* SUPPLIED MATERIAL
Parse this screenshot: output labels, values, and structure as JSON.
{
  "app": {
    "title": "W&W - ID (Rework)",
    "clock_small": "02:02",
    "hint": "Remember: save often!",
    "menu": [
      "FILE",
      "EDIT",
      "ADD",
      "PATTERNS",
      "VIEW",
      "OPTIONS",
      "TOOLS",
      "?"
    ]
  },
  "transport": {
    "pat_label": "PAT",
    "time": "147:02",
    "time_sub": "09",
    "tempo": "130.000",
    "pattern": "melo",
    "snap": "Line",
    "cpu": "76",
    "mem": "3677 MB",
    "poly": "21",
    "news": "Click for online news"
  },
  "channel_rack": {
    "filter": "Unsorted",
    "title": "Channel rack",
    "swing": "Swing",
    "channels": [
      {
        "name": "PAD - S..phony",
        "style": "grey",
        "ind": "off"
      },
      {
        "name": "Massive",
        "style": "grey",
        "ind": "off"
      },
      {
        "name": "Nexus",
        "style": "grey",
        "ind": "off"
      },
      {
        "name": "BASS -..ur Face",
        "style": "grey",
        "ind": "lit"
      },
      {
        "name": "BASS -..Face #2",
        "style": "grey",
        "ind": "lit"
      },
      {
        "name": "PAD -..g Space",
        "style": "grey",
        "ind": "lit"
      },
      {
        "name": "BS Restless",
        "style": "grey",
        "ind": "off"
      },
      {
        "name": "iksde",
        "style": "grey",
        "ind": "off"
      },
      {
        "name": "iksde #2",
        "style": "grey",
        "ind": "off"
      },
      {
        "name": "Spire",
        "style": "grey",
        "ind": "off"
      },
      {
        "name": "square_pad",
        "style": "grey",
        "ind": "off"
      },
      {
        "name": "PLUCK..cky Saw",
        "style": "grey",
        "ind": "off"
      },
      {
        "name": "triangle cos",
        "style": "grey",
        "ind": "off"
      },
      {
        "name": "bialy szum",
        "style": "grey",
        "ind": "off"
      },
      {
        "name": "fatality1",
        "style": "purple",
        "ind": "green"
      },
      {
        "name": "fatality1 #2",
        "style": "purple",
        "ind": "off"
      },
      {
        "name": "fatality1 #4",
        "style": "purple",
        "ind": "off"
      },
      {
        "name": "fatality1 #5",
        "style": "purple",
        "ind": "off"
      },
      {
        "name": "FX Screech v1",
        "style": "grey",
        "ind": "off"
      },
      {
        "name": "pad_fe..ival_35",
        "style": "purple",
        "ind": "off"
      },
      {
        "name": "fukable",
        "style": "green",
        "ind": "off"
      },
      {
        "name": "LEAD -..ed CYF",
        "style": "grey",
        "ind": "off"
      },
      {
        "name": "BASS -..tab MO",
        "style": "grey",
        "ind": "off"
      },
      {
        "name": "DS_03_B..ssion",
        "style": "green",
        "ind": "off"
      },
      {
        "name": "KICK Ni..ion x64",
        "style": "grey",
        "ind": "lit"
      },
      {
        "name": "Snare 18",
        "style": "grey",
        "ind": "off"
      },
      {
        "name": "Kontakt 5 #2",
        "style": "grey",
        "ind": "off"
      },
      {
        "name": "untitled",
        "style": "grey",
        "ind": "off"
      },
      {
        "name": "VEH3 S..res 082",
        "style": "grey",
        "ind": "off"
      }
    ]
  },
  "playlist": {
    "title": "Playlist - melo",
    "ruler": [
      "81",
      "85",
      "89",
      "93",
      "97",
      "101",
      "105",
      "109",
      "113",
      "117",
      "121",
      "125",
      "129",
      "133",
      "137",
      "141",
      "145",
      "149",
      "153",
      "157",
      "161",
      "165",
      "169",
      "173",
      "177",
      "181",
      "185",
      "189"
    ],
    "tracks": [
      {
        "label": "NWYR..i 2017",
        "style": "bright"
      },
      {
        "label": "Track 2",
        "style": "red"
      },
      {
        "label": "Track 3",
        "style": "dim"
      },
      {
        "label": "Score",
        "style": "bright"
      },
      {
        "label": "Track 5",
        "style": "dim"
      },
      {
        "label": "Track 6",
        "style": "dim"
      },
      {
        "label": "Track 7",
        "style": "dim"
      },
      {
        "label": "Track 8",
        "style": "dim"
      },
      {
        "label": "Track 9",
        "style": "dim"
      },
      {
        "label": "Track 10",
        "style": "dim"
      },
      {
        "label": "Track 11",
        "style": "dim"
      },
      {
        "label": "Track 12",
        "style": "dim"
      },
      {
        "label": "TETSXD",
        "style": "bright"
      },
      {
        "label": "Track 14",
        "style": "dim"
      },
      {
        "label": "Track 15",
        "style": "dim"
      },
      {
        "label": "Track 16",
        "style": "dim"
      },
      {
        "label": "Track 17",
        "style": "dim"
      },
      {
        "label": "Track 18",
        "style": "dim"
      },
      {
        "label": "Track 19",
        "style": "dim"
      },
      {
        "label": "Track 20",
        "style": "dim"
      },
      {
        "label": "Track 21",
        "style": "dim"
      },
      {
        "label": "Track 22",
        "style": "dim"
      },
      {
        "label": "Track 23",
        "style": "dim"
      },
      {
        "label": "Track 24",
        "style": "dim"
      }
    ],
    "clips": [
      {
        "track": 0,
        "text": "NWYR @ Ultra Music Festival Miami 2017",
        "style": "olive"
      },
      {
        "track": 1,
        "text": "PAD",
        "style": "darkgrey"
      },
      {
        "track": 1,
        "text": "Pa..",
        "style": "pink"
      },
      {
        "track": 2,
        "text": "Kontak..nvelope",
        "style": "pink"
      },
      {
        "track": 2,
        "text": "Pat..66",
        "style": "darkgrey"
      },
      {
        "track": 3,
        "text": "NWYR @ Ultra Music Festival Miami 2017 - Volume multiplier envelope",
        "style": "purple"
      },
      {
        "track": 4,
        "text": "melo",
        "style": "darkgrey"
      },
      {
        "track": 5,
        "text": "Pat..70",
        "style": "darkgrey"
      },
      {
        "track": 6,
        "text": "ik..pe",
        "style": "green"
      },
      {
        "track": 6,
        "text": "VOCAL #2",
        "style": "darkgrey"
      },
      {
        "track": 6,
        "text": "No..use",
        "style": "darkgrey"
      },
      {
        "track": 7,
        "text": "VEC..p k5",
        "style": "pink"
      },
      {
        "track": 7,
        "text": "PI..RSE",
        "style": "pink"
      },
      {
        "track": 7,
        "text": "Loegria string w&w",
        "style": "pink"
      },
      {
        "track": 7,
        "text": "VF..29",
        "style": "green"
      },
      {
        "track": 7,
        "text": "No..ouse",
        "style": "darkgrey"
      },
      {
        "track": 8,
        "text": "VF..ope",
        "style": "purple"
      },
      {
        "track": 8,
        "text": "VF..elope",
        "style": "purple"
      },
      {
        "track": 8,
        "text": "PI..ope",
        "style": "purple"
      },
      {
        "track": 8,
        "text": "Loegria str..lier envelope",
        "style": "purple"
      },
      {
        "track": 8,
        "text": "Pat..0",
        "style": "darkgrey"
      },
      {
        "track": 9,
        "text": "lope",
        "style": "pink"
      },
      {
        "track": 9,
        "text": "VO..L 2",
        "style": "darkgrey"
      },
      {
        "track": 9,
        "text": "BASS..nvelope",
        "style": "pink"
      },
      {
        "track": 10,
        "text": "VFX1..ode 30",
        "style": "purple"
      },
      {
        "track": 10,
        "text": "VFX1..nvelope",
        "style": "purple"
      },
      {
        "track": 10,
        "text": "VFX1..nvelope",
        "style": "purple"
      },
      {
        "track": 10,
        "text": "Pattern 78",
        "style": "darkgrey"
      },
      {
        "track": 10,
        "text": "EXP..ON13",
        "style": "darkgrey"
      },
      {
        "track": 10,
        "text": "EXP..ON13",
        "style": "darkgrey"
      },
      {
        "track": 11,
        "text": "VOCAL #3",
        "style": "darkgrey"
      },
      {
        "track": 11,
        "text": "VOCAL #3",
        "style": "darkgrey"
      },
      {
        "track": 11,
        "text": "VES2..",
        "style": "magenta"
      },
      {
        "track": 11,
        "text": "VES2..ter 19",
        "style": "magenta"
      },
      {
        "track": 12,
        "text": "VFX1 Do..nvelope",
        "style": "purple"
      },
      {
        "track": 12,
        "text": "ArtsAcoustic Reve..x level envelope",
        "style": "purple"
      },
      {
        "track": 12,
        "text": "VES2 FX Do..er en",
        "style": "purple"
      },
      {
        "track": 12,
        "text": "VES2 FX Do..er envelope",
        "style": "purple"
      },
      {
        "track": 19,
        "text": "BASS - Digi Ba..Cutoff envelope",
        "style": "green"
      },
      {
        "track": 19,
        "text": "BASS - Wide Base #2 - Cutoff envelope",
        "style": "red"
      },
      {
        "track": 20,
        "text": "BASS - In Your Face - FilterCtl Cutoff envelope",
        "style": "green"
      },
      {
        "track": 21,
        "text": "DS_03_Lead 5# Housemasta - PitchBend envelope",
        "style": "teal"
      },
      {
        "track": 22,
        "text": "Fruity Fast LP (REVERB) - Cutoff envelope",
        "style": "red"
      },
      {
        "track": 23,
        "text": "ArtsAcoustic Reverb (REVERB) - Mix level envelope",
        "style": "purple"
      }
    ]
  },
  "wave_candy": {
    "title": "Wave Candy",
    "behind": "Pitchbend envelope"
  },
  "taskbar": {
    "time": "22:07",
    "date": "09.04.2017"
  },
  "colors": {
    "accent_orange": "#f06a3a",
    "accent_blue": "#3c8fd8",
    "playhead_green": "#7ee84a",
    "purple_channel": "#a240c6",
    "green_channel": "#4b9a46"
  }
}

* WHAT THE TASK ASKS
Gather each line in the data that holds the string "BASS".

* EXERCISE RESULT
        "name": "BASS -..ur Face",
        "name": "BASS -..Face #2",
        "name": "BASS -..tab MO",
        "text": "BASS..nvelope",
        "text": "BASS - Digi Ba..Cutoff envelope",
        "text": "BASS - Wide Base #2 - Cutoff envelope",
        "text": "BASS - In Your Face - FilterCtl Cutoff envelope",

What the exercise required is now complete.